Racial tension ...

Article

Ama Mazama

scholar and author, was born Arthur Lee Smith Jr. in Valdosta, Georgia. He was the first son of Lillie Wilkson, a domestic worker, and Arthur L. Smith, a railroad worker. The family grew over the years and eventually included sixteen children.

Valdosta, a small southern town also known as the Azalea City, was the arena in which young Arthur first saw the abuses and injustices suffered by black people under segregation. He picked cotton during the summer to help his family, a task representing for him not only the injustices of the present but also the awful, backbreaking conditions that his ancestors had to endure for hundreds of years during slavery. While shining shoes at age eleven, he was spat upon by a white man, an experience he would later recall in describing his growing determination to fight against racism.

Identified early in life as possessing exceptional intellectual ...

Article

Thiven Reddy

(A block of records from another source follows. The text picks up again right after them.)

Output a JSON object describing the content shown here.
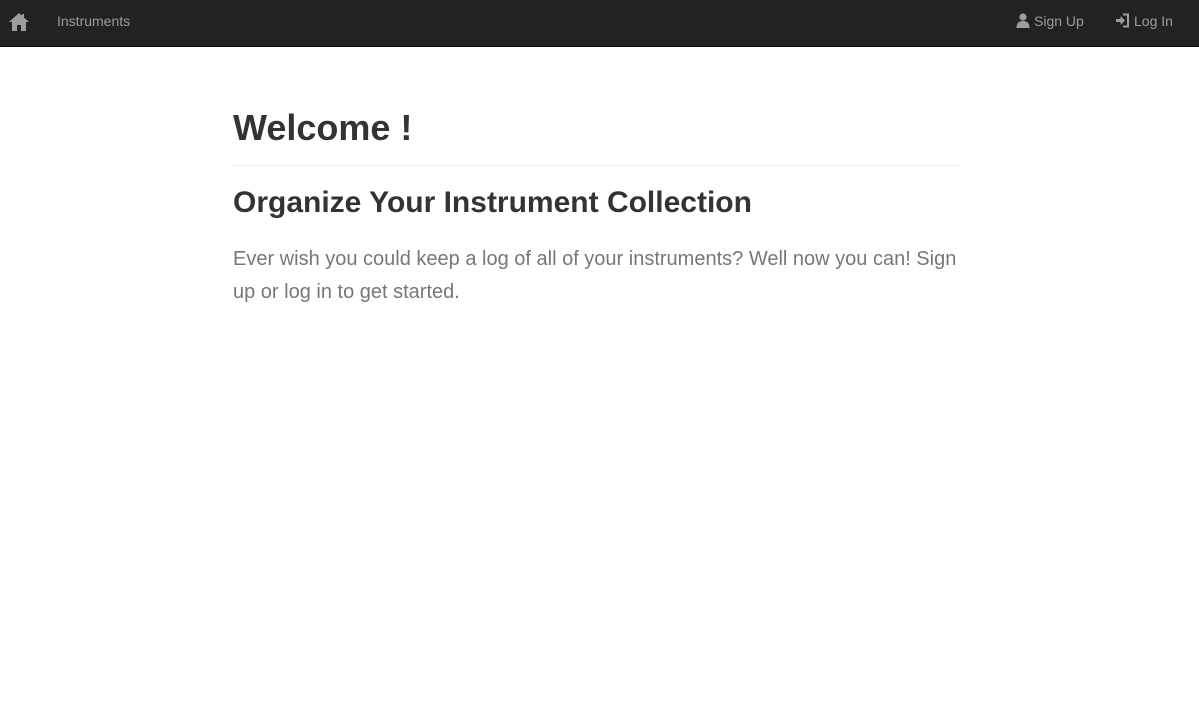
{
  "navbar": {
    "home_icon": "home-icon",
    "brand_label": "Instruments",
    "signup_icon": "user-icon",
    "signup_label": "Sign Up",
    "login_icon": "log-in-icon",
    "login_label": "Log In",
    "background_color": "#222222",
    "link_color": "#9d9d9d"
  },
  "main": {
    "title": "Welcome !",
    "subtitle": "Organize Your Instrument Collection",
    "lead": "Ever wish you could keep a log of all of your instruments? Well now you can! Sign up or log in to get started.",
    "heading_color": "#333333",
    "lead_color": "#777777"
  }
}
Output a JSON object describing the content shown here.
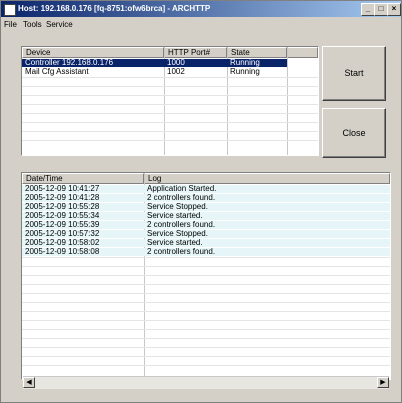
{
  "window": {
    "title": "Host: 192.168.0.176 [fq-8751:ofw6brca] - ARCHTTP",
    "minimize_label": "_",
    "close_label": "×",
    "restore_label": "□"
  },
  "menu": [
    "File",
    "Tools",
    "Service"
  ],
  "services_table": {
    "columns": [
      "Device",
      "HTTP Port#",
      "State"
    ],
    "rows": [
      {
        "device": "Controller 192.168.0.176",
        "port": "1000",
        "state": "Running"
      },
      {
        "device": "Mail Cfg Assistant",
        "port": "1002",
        "state": "Running"
      }
    ],
    "selected_index": 0
  },
  "buttons": {
    "start_label": "Start",
    "close_label": "Close"
  },
  "log_table": {
    "columns": [
      "Date/Time",
      "Log"
    ],
    "rows": [
      {
        "time": "2005-12-09 10:41:27",
        "log": "Application Started."
      },
      {
        "time": "2005-12-09 10:41:28",
        "log": "2 controllers found."
      },
      {
        "time": "2005-12-09 10:55:28",
        "log": "Service Stopped."
      },
      {
        "time": "2005-12-09 10:55:34",
        "log": "Service started."
      },
      {
        "time": "2005-12-09 10:55:39",
        "log": "2 controllers found."
      },
      {
        "time": "2005-12-09 10:57:32",
        "log": "Service Stopped."
      },
      {
        "time": "2005-12-09 10:58:02",
        "log": "Service started."
      },
      {
        "time": "2005-12-09 10:58:08",
        "log": "2 controllers found."
      }
    ]
  },
  "scrollbar": {
    "left_arrow": "◀",
    "right_arrow": "▶"
  },
  "colors": {
    "selection": "#0a246a",
    "row_alt": "#e6f6f8",
    "title_gradient_start": "#0a246a"
  }
}
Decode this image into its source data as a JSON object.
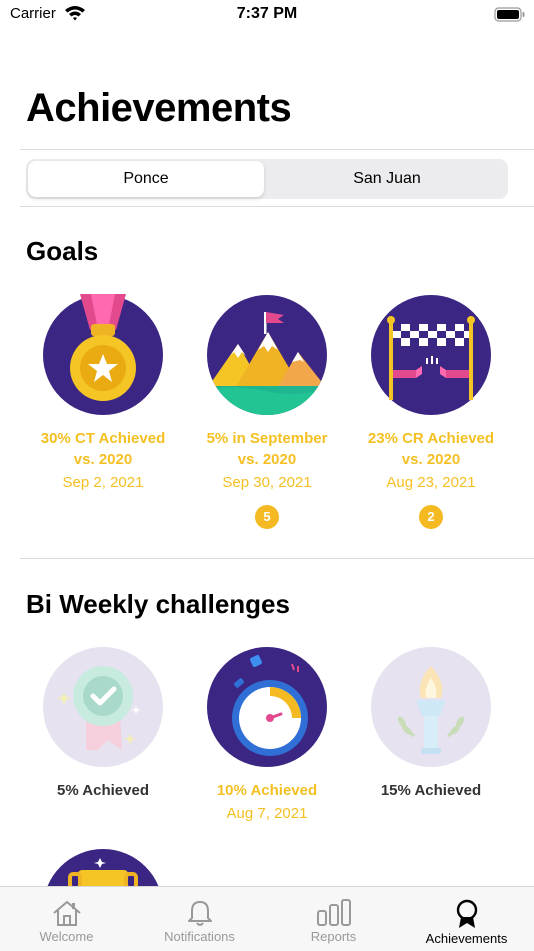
{
  "status": {
    "carrier": "Carrier",
    "time": "7:37 PM"
  },
  "page": {
    "title": "Achievements"
  },
  "segments": [
    {
      "label": "Ponce",
      "selected": true
    },
    {
      "label": "San Juan",
      "selected": false
    }
  ],
  "colors": {
    "accent": "#f4c023",
    "badge_bg": "#3b2783",
    "locked_bg": "#e6e2ef"
  },
  "goals": {
    "title": "Goals",
    "items": [
      {
        "title_line1": "30% CT Achieved",
        "title_line2": "vs. 2020",
        "date": "Sep 2, 2021",
        "icon": "medal-icon"
      },
      {
        "title_line1": "5% in September",
        "title_line2": "vs. 2020",
        "date": "Sep 30, 2021",
        "count": "5",
        "icon": "mountain-icon"
      },
      {
        "title_line1": "23% CR Achieved",
        "title_line2": "vs. 2020",
        "date": "Aug 23, 2021",
        "count": "2",
        "icon": "finish-line-icon"
      }
    ]
  },
  "challenges": {
    "title": "Bi Weekly challenges",
    "items": [
      {
        "title": "5% Achieved",
        "locked": true,
        "icon": "ribbon-icon"
      },
      {
        "title": "10% Achieved",
        "date": "Aug 7, 2021",
        "icon": "stopwatch-icon"
      },
      {
        "title": "15% Achieved",
        "locked": true,
        "icon": "torch-icon"
      }
    ]
  },
  "tabs": [
    {
      "label": "Welcome",
      "icon": "home-icon"
    },
    {
      "label": "Notifications",
      "icon": "bell-icon"
    },
    {
      "label": "Reports",
      "icon": "bar-chart-icon"
    },
    {
      "label": "Achievements",
      "icon": "ribbon-award-icon",
      "active": true
    }
  ]
}
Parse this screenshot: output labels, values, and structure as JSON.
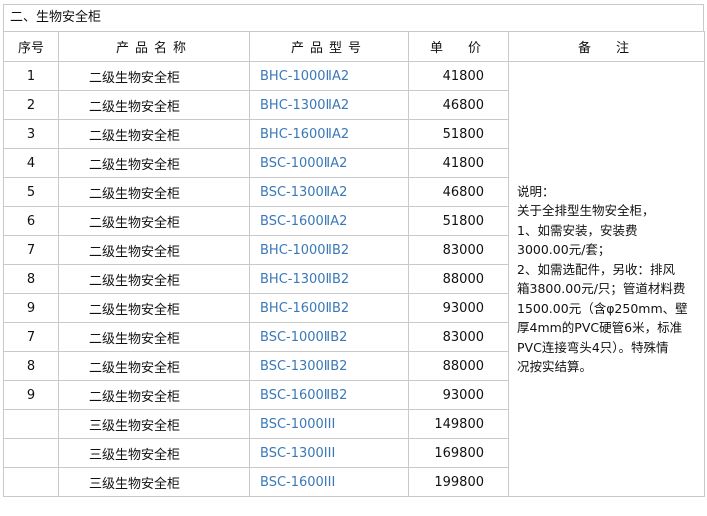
{
  "section_title": "二、生物安全柜",
  "headers": {
    "seq": "序号",
    "name": "产品名称",
    "model": "产品型号",
    "price": "单　价",
    "note": "备　注"
  },
  "rows": [
    {
      "seq": "1",
      "name": "二级生物安全柜",
      "model": "BHC-1000ⅡA2",
      "price": "41800"
    },
    {
      "seq": "2",
      "name": "二级生物安全柜",
      "model": "BHC-1300ⅡA2",
      "price": "46800"
    },
    {
      "seq": "3",
      "name": "二级生物安全柜",
      "model": "BHC-1600ⅡA2",
      "price": "51800"
    },
    {
      "seq": "4",
      "name": "二级生物安全柜",
      "model": "BSC-1000ⅡA2",
      "price": "41800"
    },
    {
      "seq": "5",
      "name": "二级生物安全柜",
      "model": "BSC-1300ⅡA2",
      "price": "46800"
    },
    {
      "seq": "6",
      "name": "二级生物安全柜",
      "model": "BSC-1600ⅡA2",
      "price": "51800"
    },
    {
      "seq": "7",
      "name": "二级生物安全柜",
      "model": "BHC-1000ⅡB2",
      "price": "83000"
    },
    {
      "seq": "8",
      "name": "二级生物安全柜",
      "model": "BHC-1300ⅡB2",
      "price": "88000"
    },
    {
      "seq": "9",
      "name": "二级生物安全柜",
      "model": "BHC-1600ⅡB2",
      "price": "93000"
    },
    {
      "seq": "7",
      "name": "二级生物安全柜",
      "model": "BSC-1000ⅡB2",
      "price": "83000"
    },
    {
      "seq": "8",
      "name": "二级生物安全柜",
      "model": "BSC-1300ⅡB2",
      "price": "88000"
    },
    {
      "seq": "9",
      "name": "二级生物安全柜",
      "model": "BSC-1600ⅡB2",
      "price": "93000"
    },
    {
      "seq": "",
      "name": "三级生物安全柜",
      "model": "BSC-1000III",
      "price": "149800"
    },
    {
      "seq": "",
      "name": "三级生物安全柜",
      "model": "BSC-1300III",
      "price": "169800"
    },
    {
      "seq": "",
      "name": "三级生物安全柜",
      "model": "BSC-1600III",
      "price": "199800"
    }
  ],
  "note_lines": [
    "说明：",
    "关于全排型生物安全柜，",
    "1、如需安装，安装费",
    "3000.00元/套；",
    "2、如需选配件，另收：排风",
    "箱3800.00元/只；管道材料费",
    "1500.00元（含φ250mm、壁",
    "厚4mm的PVC硬管6米，标准",
    "PVC连接弯头4只）。特殊情",
    "况按实结算。"
  ]
}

South African academic, human rights campaigner, and respected veteran of the African National Congress (ANC) in exile, was born in Stanger, a small rural town in what is now KwaZulu-Natal, South Africa. Asmal was a founder of the British and Irish antiapartheid movements. He was also an academic, who taught law for almost three decades at Trinity College Dublin, during his exile from South Africa.

In the broad array of constituencies and opinions that has historically constituted the ANC, Asmal has consistently stood for liberal constitutionalism and human rights. This position was most strongly associated with the ANC during the latter days of apartheid, when the international solidarity movement, based largely in Western countries, was at its height.

A key member of the ANC s Constitutional Committee during the post apartheid negotiations period Asmal directly influenced the content of the democratic constitution which was hailed internationally as a truly progressive ...

Article

Jared A. Ball

law professor, writer, and theoretical pioneer in critical race theory, narrative scholarship, and the economic-determinist approach to race history. As a student and professor of law, Derrick Bell pioneered critical race theory as a tool to explain and challenge the centrality of an apparently immutable racism that permeates every aspect of U.S. society. Bell sees this amorphous yet unremitting racism as essential to the maintenance of the U.S. socioeconomic order. His perspective derives from his personal experience coming of age in an era marked by global struggles for liberation. In his essay “Great Expectations” he vividly describes the effect of government policies on black Americans:

If the nation s policies towards blacks were revised to require weekly random round ups of several hundred blacks who were then taken to a secluded place and shot that policy would be more dramatic but hardly different in result than the policies ...